Wednesday, December 3, 2003

Queensland punishes disabled children kept in cages

The World Today - Disabled children kept in cage: allegation

TONY EASTLEY: Still in Queensland, and there are disturbing new allegations about disabled children having suffered extraordinary abuse in private residential care facilities.

Premier Peter Beattie's office has confirmed it's received an official complaint about mentally and physically disabled people being locked in cages and threatened with broom handles.

Inquiries are now underway, as Nick Grimm reports.

NICK GRIMM: The Queensland Government has today found itself fielding claims that it's been too slow to act on the allegations.

Most alarming, the claim disabled children were locked in cages by residential care staff who were in the habit of banging on the cage with a broom handle, threatening punishment.

JUDY SPENCE: Look, there've been allegations about disorganisation for some time.

NICK GRIMM: Queensland's Minister for Disability Services, Judy Spence, says her department took action against the residential care facility five months ago.

JUDY SPENCE: In July of this year children were removed from the facility, they had been sent there for short-term or respite periods for some time, that has no longer occurred.

NICK GRIMM: But Queensland's Opposition Leader, the National Party's Lawrence Springborg, says the public deserves a better explanation.

LAWRENCE SPRINGBORG: Well, my concern about this is that the matter was raised with the Premier over 12 months ago, and Mr Beattie hadn't responded until somebody else came on the scene and actually took some real action in this area.

And it seems to me that Mr Beattie is only interested in controlling the fallout from issues, rather than really getting to the bottom of problems and to actually fix thing for the future. And I think that as a consequence, kids and those people with disabilities who are in the care of his Government having been the big, big losers.

NICK GRIMM: Meanwhile, organisations which represent people with disabilities are also demanding further action.

KEVIN COCKS: Sadly, once again, vulnerable people are left exposed to those who have primary interests in making money.

NICK GRIMM: Kevin Cocks from Queensland Advocacy says these new allegations fit a wider pattern of abuse of the vulnerable in the state's institutions.

KEVIN COCKS: The Minister's response is that they have taken action, but I think that it has been slow, and I have been brought to my attention that there are allegations that departmental officers as far back as two years ago were let known of some of the allegations that have surfaced, and I don't have the power to investigate that, but I hope that is part of what the Minister is investigating.

If her departmental officers have ignored allegations of abuse, and if that's the case, we know people have beenÉ were continued to be placed there after those allegations allegedly were made.

NICK GRIMM: But the Queensland Disabilities Services Minister, Judy Spence, is defending the way the allegations have been handled.

JUDY SPENCE: When we became aware of the serious allegations in July this year, we asked the organisation to stand down their four senior staff members, and they did so, and indeed we provided the organisation with more funding to cover the cost of replacing the four staff members.

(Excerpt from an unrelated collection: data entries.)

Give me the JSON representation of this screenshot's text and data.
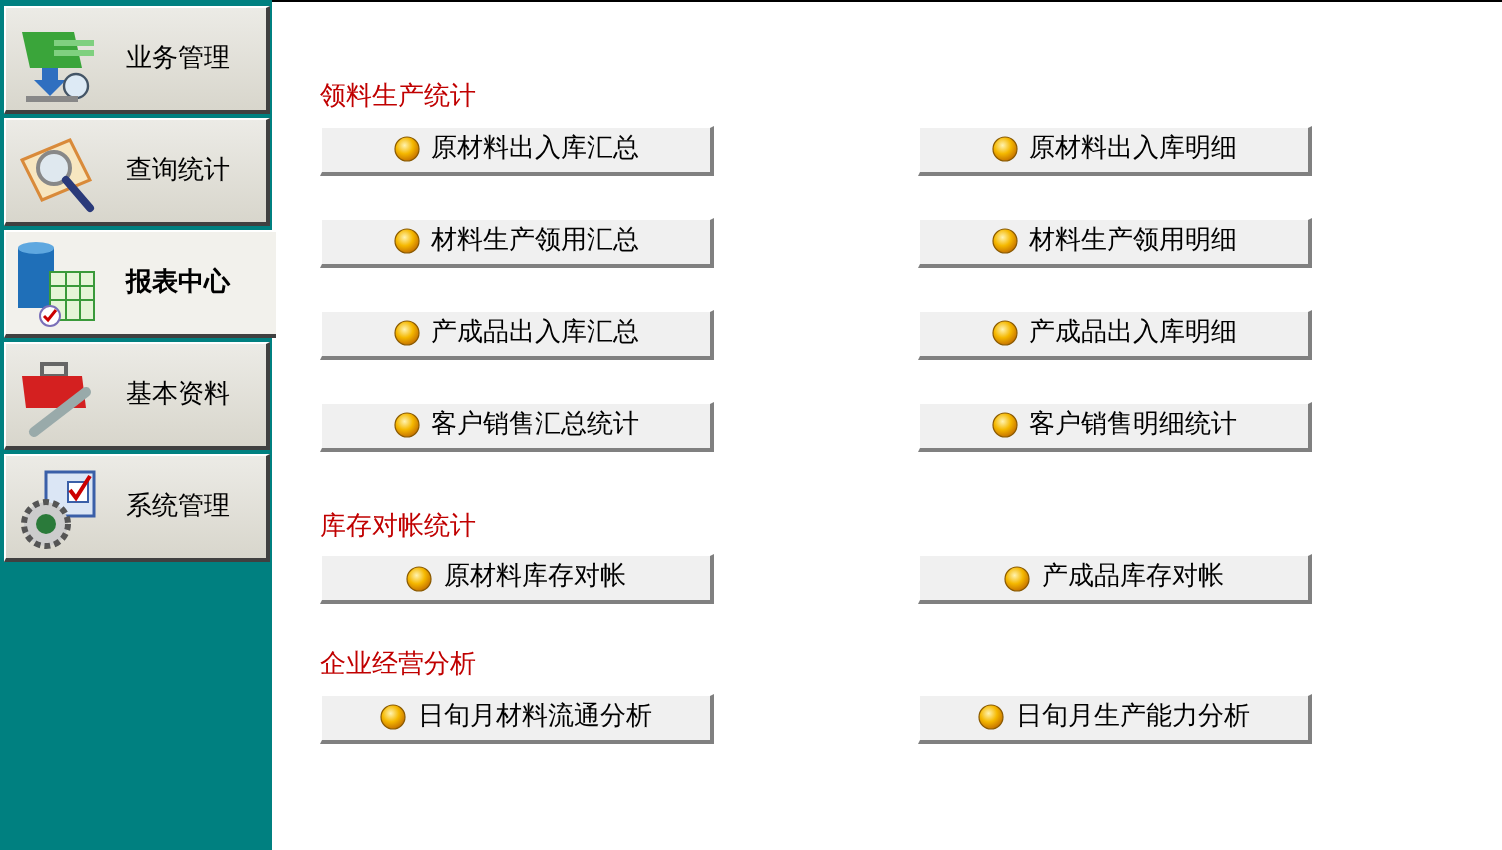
{
  "sidebar": {
    "items": [
      {
        "label": "业务管理",
        "selected": false
      },
      {
        "label": "查询统计",
        "selected": false
      },
      {
        "label": "报表中心",
        "selected": true
      },
      {
        "label": "基本资料",
        "selected": false
      },
      {
        "label": "系统管理",
        "selected": false
      }
    ]
  },
  "sections": [
    {
      "title": "领料生产统计",
      "buttons": [
        {
          "label": "原材料出入库汇总"
        },
        {
          "label": "原材料出入库明细"
        },
        {
          "label": "材料生产领用汇总"
        },
        {
          "label": "材料生产领用明细"
        },
        {
          "label": "产成品出入库汇总"
        },
        {
          "label": "产成品出入库明细"
        },
        {
          "label": "客户销售汇总统计"
        },
        {
          "label": "客户销售明细统计"
        }
      ]
    },
    {
      "title": "库存对帐统计",
      "buttons": [
        {
          "label": "原材料库存对帐"
        },
        {
          "label": "产成品库存对帐"
        }
      ]
    },
    {
      "title": "企业经营分析",
      "buttons": [
        {
          "label": "日旬月材料流通分析"
        },
        {
          "label": "日旬月生产能力分析"
        }
      ]
    }
  ]
}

So there has been an ongoing investigation that hasn't been completed, and we have taken a number of steps in the last six months to make sure that the services provided by this organisation are quality services.

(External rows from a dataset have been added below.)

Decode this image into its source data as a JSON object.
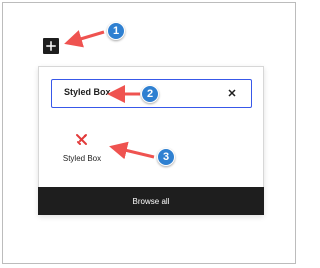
{
  "colors": {
    "accent": "#3858e9",
    "dark": "#1e1e1e",
    "arrow": "#ef5350",
    "badge": "#2f80d1",
    "icon": "#e23b3b"
  },
  "inserter": {
    "search": {
      "value": "Styled Box"
    },
    "clear_icon": "close-icon",
    "result": {
      "icon": "styled-box-icon",
      "label": "Styled Box"
    },
    "browse_all": "Browse all"
  },
  "callouts": [
    {
      "number": "1"
    },
    {
      "number": "2"
    },
    {
      "number": "3"
    }
  ]
}
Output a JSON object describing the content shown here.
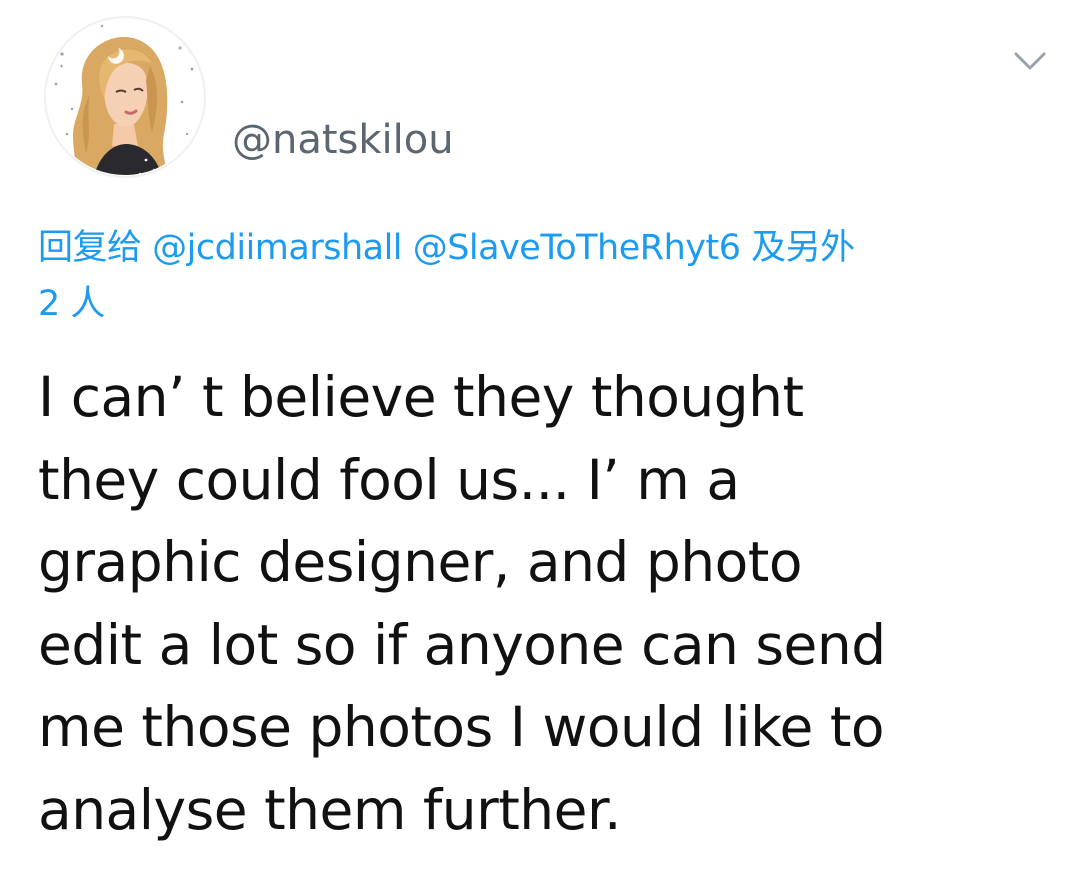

NICK GRIMM: The allegations are now the subject of not only a police investigation and Disability Services departmental inquiry, but they're also being examined by Queensland's Crime and Misconduct Commission.

And while children have been removed from the facility, adults remain in care there.

Judy Spence again.

JUDY SPENCE: I think it's important to understand that adults who have disabilities are free to choose their own services in this state, we don't have any control over where they live, but we no longer refer anyone to this organisation.

I mean, I don't want to comment too much before we see the results of both the police investigation and the Adult Guardian investigation. I'm concerned about the allegations of course, they are being closely monitored by the Department of Disability Services, and that's all occurred since July of this year, when we were made aware of the seriousness of the allegations against this organisation.

TONY EASTLEY: Queensland's Disability Services Minister, Judy Spence. Nick Grimm with that report.

The World Today - Wednesday, 3 December , 2003 12:36:21 reporter: Nick Grimm


Central Europe: Mentally ill kept in padlocked, caged beds
Cental Europe: Patients are sometimes locked in cages like the ones above for months or years, says the Budapest based Mental Disability Advocacy Centre Credit: MDAC.